DOI protects and manages the nation’s natural resources and cultural heritage; provides scientific and other information about those resources; and honors its trust responsibilities or special commitments to Native Americans, Alaska Natives, and affiliated island communities.

U.S. Department of the Interior Bureau of Land Management Seal

Bureau of Land Management (BLM)

BLM manages exploration, development, and production of natural resources on federal lands, including lease sales and the permitting and licensing processes. BLM also ensures that developers and operators comply with requirements and regulations. BLM collects revenue in the form of bonus bids, first year rentals, and fees.

U.S. Department of the Interior Office of Surface Mining Seal

Office of Surface Mining Reclamation and Enforcement (OSMRE)

OSMRE implements requirements of the Surface Mining Control and Reclamation Act by working with states and tribes to ensure that citizens and the environment are protected during coal mining and that land is restored to beneficial use when mining is finished. OSMRE and its partners are also responsible for the Abandoned Mine Land reclamation program, which aims to reclaim and restore lands and waters degraded by mining operations before 1977.

BOEM Bureau of Ocean Energy Management Seal

Bureau of Ocean Energy Management (BOEM)

BOEM manages responsible ocean energy development in federal submerged lands, including leasing, plan administration, environmental analysis, resource evaluation, economic analysis, and the renewable energy program. BOEM also updates leasing regulations for the Outer Continental Shelf.

BSEE Bureau of Safety and Environmental Enforcement Seal

Bureau of Safety and Environmental Enforcement (BSEE)

BSEE is responsible for safety oversight of ocean energy development and production, including permitting and inspections, regulatory programs, and oil spill response. BSEE also updates rules governing operations on the Outer Continental Shelf.

Office of Natural Resources Revenue

Office of Natural Resources Revenue (ONRR)

ONRR collects, accounts for, and verifies revenues from natural resource extraction on federal and Native American land for the benefit of all Americans.

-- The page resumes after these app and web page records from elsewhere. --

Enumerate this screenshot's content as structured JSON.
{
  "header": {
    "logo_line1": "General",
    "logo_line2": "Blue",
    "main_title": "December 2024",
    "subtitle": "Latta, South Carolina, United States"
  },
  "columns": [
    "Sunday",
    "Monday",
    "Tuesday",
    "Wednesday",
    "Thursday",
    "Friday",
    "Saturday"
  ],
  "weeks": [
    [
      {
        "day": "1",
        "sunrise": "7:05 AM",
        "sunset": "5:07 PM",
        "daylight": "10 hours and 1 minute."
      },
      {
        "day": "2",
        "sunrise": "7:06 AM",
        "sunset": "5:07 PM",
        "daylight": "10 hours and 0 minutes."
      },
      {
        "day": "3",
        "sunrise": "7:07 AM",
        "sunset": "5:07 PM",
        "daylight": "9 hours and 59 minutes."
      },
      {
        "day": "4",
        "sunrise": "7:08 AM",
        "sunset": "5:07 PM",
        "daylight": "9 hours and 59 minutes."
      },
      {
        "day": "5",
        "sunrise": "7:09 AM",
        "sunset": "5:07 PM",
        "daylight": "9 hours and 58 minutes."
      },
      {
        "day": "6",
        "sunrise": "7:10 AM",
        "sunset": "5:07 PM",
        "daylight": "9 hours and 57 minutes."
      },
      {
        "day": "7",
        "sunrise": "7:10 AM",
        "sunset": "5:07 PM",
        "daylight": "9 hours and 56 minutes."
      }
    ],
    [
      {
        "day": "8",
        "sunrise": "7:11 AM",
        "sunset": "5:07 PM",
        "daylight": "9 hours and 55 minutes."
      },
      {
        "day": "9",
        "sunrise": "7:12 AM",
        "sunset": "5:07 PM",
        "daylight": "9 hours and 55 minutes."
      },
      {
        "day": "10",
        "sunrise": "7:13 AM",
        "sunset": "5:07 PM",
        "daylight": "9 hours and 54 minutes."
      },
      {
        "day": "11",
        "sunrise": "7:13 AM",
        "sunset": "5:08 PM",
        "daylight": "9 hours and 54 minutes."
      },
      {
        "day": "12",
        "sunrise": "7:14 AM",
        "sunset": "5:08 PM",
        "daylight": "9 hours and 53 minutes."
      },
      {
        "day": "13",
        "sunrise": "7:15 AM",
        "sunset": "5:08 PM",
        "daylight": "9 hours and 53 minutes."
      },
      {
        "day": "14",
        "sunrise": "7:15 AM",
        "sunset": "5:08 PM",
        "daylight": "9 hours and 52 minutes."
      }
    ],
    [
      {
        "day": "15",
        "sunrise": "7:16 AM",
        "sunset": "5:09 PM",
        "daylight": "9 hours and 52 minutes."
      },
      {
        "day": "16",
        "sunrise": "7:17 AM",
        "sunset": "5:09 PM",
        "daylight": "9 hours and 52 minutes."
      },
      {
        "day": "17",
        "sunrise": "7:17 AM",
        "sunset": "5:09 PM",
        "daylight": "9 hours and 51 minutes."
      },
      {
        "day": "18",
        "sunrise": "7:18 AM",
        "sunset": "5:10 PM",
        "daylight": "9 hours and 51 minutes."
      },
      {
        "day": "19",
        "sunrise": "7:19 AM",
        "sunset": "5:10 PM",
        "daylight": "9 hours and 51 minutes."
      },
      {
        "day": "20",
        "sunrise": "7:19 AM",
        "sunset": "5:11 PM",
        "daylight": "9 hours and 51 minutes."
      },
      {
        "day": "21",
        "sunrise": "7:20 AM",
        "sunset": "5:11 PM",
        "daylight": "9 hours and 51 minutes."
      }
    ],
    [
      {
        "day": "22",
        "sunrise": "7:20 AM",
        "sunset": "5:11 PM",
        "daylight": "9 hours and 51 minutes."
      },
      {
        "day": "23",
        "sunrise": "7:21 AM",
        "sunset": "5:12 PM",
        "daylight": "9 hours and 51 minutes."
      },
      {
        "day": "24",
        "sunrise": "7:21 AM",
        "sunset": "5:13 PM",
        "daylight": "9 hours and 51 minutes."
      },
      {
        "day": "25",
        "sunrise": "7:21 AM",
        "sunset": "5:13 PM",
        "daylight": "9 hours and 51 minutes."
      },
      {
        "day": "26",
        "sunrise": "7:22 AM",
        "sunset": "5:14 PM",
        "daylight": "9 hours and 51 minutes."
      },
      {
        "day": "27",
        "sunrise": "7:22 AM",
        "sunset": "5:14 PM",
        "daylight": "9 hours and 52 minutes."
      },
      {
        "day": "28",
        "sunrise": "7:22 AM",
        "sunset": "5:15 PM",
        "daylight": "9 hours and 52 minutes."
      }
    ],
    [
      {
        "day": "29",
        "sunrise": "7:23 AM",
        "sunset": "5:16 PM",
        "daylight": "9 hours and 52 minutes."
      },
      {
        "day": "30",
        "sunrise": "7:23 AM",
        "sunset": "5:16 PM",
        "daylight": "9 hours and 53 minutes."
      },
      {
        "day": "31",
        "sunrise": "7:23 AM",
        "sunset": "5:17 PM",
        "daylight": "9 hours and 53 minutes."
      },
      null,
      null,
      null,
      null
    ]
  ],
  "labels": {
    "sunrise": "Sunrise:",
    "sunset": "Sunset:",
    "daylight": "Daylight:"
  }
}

ONRR collects revenue from energy and mineral leases for both onshore and offshore federal and Native American lands and disburses revenues to states, Native Americans, and the U.S. Treasury.

U.S. Department of the Treasury Seal

Department of the Treasury

The Treasury supports economic growth and stability in the U.S. and overseas, protects the U.S. financial system, and manages the federal government’s finances and resources.

Internal Revenue Service Seal

Internal Revenue Service (IRS)

The IRS collects corporate income taxes from corporations in the extractive industries, as well as income taxes from all other companies operating in these industries.


This site was originally built to support the United States' participation in the Extractive Industries Transparency Initiative (EITI), which the U.S. joined in 2011.

In November 2017, the U.S. decided to no longer formally implement the EITI Standard, but remains a strong supporter of good governance and the principles of transparency represented by the EITI.

Learn more about the history of this site and review the archive.